Problem details: Copy out each line in the listing below where the word "question" appears.

Source material:
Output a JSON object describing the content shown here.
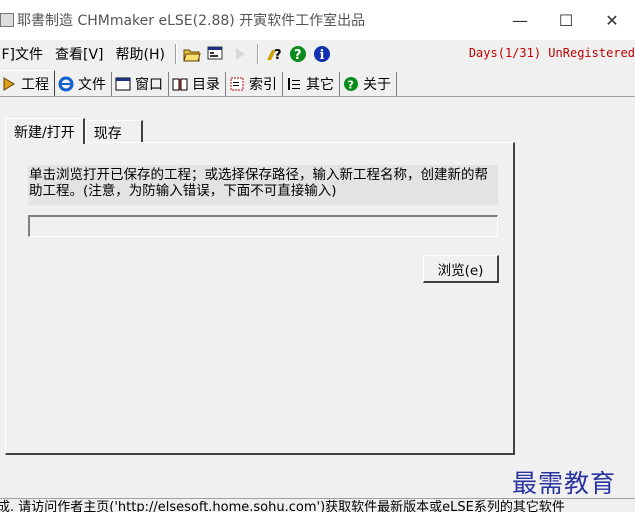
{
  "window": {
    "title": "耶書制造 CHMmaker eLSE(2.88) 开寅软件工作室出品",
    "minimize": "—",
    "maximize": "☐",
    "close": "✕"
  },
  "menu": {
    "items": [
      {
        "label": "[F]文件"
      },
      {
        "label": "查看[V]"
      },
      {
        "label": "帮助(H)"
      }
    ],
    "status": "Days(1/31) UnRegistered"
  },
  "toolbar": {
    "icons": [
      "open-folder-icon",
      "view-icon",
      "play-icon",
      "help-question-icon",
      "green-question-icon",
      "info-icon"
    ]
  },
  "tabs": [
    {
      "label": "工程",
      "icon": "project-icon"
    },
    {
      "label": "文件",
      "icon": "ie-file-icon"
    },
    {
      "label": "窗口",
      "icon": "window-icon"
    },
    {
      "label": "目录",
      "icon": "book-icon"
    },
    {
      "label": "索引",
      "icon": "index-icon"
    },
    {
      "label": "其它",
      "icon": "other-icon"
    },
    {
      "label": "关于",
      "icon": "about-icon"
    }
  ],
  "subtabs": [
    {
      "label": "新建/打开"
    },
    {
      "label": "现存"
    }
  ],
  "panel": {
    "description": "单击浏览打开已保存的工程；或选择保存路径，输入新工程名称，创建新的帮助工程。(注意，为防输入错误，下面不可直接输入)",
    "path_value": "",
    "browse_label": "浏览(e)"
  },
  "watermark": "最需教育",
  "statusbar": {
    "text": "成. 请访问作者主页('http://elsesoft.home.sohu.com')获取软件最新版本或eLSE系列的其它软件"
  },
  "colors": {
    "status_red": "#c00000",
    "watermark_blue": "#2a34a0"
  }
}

Output of the exercise:
      "help-question-icon",
      "green-question-icon",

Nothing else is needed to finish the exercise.